Boycott Barfoot's Over Naive Support For Costly Standards
Rental property owners should boycott Barfoot and Thompson over a naive call to the National Party to halt plans to scrap punitive extra rental standards if elected, Tenancies War spokesman Mike Butler said today.
Barfoot and Thompson director Kiri Barfoot has co-signed a letter with the Asthma and Respiratory Foundation, the Hutt Valley District Health Board, Community Housing Aotearoa, NZ Green Building Council, and university researchers, urging National leader Judith Collins to back the new standards. See here.
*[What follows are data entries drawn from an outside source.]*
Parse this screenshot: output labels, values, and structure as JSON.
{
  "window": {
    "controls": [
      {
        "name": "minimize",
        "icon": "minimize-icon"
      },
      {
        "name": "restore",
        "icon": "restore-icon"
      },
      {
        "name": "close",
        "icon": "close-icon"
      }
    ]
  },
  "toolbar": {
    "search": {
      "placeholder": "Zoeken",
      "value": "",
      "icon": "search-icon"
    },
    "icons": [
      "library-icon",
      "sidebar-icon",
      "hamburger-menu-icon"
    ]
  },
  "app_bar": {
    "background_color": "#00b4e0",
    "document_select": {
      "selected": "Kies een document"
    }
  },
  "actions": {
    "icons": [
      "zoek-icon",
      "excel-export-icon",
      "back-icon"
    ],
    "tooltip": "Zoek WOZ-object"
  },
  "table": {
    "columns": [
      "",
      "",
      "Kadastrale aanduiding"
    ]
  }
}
“Barfoot’s position is naïve,” Mr Butler said. “She should provide the evidence that shows extra insulation, a heater, two extractor fans, and a moisture barrier in 540,000 rentals will keep 700,000 New Zealanders with respiratory disease out of hospital, he said.
“How about the 1.1 million owner-occupied homes that are not required to meet the standards?” he said.
“The only evidence that the Government presented to launch their healthy home guarantee standards was a one-sentence assertion about housing and hospitalisation in a book written by a pro-Labour academic, an economist, and a Salvation Army spokesman,” Mr Butler said.
“Besides, what will Barfoot and Thompson say when all the extra insulation and heaters have been installed and respiratory disease sufferers are still spending time in hospital?” Mr Butler said.
“Barfoot’s support for the costly and unnecessary compliance standards is actually deepening a problem for both owners and their tenants who end up having to foot the bill,” Mr Butler said.
“There have been rental property standards in New Zealand since 1947 and the only real merit in recent changes was the insulation standard introduced in 2016 through the Residential Tenancies (Smoke Alarms and Insulation) Regulations,” he said.
“Real estate companies such as Barfoot and Thompson make their money out of property owners by selling properties and managing rentals. They don’t face the costs imposed by Labour’s fraught requirements. Instead, they make money out of managing compliance,” Mr Butler said.
“I would be outraged if a property manager I employed was lobbying a political party to increase my compliance costs for no sound reason and I would take my business elsewhere,” Mr Butler said.
New Zealand’s 290,000 residential rental property owners should remind real estate companies where much of their money is coming from, Mr Butler said.
Stop the War on Tenancies is a group that since October 2018 has been highlighting the failure by the Government to create sound policy and law for residential rental property.